Kolkata, Nov 16 (IANS) A week-long workshop kicked off at Kolkata International Film Festival on Thursday bringing together 58 students from India, Sri Lanka, Nepal and Myanmar to attend and experts from abroad.
“India’s cinematic heritage has been considerably enriched with Bengali cinema. How can you forget icons like Hiralal Sen, P. C. Barua, Bimal Roy and so on? Sadly very little of this rich heritage survives, we felt workshop is the ideal way to start a movement to save what remain of these films,” Shivendra Singh Dungarpur, founder of Film Heritage Foundation said at the inauguration of 4th Film Preservation and Restoration Workshop India.
The mixed bag of students will learn preservation and restoration techniques for celluloid film and photographic material like posters, lobby cards, song booklets and photographs.
Global experts like David Walsh and Camelle Blot Wellens from International Federation of Film Archives (FIAF), Kieron Webb from British Film Institute, Marianna de Sanctis from L’Immagine Ritrovata, Dawn Jaros of Academy of Motion Picture, Dana Hemmenway from Centre of Creative Photography will be a part of the esteemed faculty.
Goutam Ghosh, an acclaimed Indian filmmaker, said the ‘Western people care for preservation’, it is in their culture.
“Here everything is Maya, it is great philosophy but one needs to be practical. I believe one needs certain kind of madness to preserve one’s heritage,” Ghosh said.
Ghosh went on to mention about Bengal government’s proposed academy that will teach film preservation and restoration, requesting Dungarpur to be the chief advisor.
“Public-private entrepreneurship is very important because the government will support us but we need experts to create the niche,” Ghosh added.
The program will also have practical sessions for scanning archival films with the latest world-class scanner. The foundation has already restored around 300 films in India. At least 100 Bengali classics like aKabuliwala’ by Tapan Sinha, aDevdas’ by ‘P. C. Barua have been identified for restoration.
A restored version of Satyajit Ray’s ‘Apu Triology’ along with 12 other films is being screened at the festival.
Asked about the number of Bengali films restored, Dungarpur said it ‘is just the beginning’ and mentioned that the cost depends on the condition of the available material.
“Original camera negative is very important for restoration.

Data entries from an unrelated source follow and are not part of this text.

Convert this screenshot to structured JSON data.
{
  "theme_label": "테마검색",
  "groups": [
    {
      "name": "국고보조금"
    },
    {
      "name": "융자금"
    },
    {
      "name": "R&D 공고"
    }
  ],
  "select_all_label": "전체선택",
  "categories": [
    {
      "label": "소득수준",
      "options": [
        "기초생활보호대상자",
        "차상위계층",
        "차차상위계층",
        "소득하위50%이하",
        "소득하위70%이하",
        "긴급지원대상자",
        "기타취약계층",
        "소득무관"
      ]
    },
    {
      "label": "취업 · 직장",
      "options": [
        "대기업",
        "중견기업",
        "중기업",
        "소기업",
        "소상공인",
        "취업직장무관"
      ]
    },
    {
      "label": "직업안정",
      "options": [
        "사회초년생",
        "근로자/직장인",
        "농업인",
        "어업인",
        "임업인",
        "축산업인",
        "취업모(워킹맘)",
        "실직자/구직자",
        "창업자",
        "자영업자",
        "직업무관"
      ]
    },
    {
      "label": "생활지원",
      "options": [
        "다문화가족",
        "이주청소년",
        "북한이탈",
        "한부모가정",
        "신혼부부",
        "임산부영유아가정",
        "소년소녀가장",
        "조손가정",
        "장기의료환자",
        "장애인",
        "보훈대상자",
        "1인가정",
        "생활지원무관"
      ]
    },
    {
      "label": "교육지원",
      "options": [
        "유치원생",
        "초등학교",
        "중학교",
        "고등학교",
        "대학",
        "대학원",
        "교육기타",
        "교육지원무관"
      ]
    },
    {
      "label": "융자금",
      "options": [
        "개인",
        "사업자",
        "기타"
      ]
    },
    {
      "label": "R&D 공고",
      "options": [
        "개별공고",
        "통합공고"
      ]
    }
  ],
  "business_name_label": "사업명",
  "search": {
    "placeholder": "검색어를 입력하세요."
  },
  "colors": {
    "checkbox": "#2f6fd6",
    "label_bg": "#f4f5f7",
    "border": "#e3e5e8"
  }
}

If it the film is shot in digital format then the restoration people look for separation colour master,” he added.